WHAT IS EXPECTED:
What you return must be the lines of the data that hold the word "clubs".

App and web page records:
= = = =
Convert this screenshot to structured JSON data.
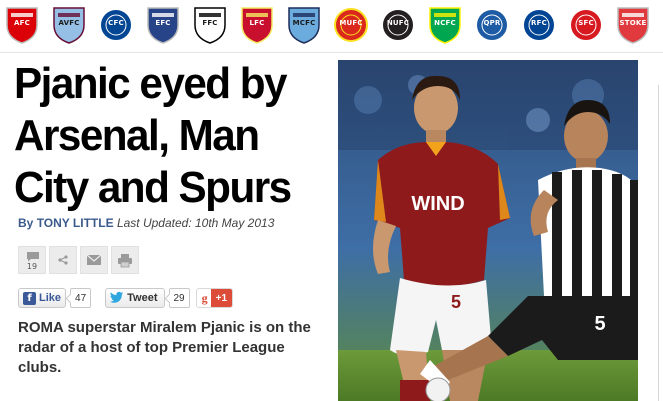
{
  "clubs": [
    {
      "name": "Arsenal",
      "abbr": "AFC",
      "color": "#db0007",
      "accent": "#ffffff",
      "shape": "shield"
    },
    {
      "name": "Aston Villa",
      "abbr": "AVFC",
      "color": "#95bfe5",
      "accent": "#670e36",
      "shape": "shield"
    },
    {
      "name": "Chelsea",
      "abbr": "CFC",
      "color": "#034694",
      "accent": "#ffffff",
      "shape": "circle"
    },
    {
      "name": "Everton",
      "abbr": "EFC",
      "color": "#274488",
      "accent": "#ffffff",
      "shape": "shield"
    },
    {
      "name": "Fulham",
      "abbr": "FFC",
      "color": "#ffffff",
      "accent": "#000000",
      "shape": "shield"
    },
    {
      "name": "Liverpool",
      "abbr": "LFC",
      "color": "#c8102e",
      "accent": "#f6eb61",
      "shape": "shield"
    },
    {
      "name": "Manchester City",
      "abbr": "MCFC",
      "color": "#6cabdd",
      "accent": "#1c2c5b",
      "shape": "shield"
    },
    {
      "name": "Manchester United",
      "abbr": "MUFC",
      "color": "#da291c",
      "accent": "#fbe122",
      "shape": "circle"
    },
    {
      "name": "Newcastle United",
      "abbr": "NUFC",
      "color": "#241f20",
      "accent": "#ffffff",
      "shape": "circle"
    },
    {
      "name": "Norwich City",
      "abbr": "NCFC",
      "color": "#00a650",
      "accent": "#fff200",
      "shape": "shield"
    },
    {
      "name": "QPR",
      "abbr": "QPR",
      "color": "#1d5ba4",
      "accent": "#ffffff",
      "shape": "circle"
    },
    {
      "name": "Reading",
      "abbr": "RFC",
      "color": "#004494",
      "accent": "#ffffff",
      "shape": "circle"
    },
    {
      "name": "Southampton",
      "abbr": "SFC",
      "color": "#d71920",
      "accent": "#ffffff",
      "shape": "circle"
    },
    {
      "name": "Stoke City",
      "abbr": "STOKE",
      "color": "#e03a3e",
      "accent": "#ffffff",
      "shape": "shield"
    }
  ],
  "article": {
    "headline": "Pjanic eyed by Arsenal, Man City and Spurs",
    "byline_prefix": "By",
    "author": "TONY LITTLE",
    "updated": "Last Updated: 10th May 2013",
    "standfirst": "ROMA superstar Miralem Pjanic is on the radar of a host of top Premier League clubs.",
    "photo": {
      "left_shirt_text": "WIND",
      "left_number": "5",
      "right_number": "5"
    }
  },
  "tools": {
    "comments_icon": "comment-icon",
    "comments_count": "19",
    "share_icon": "share-icon",
    "email_icon": "email-icon",
    "print_icon": "print-icon"
  },
  "social": {
    "facebook_label": "Like",
    "facebook_count": "47",
    "twitter_label": "Tweet",
    "twitter_count": "29",
    "gplus_letter": "g",
    "gplus_label": "+1"
  }
}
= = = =
RESULT OF THE EXERCISE:
  "clubs": [
    "standfirst": "ROMA superstar Miralem Pjanic is on the radar of a host of top Premier League clubs.",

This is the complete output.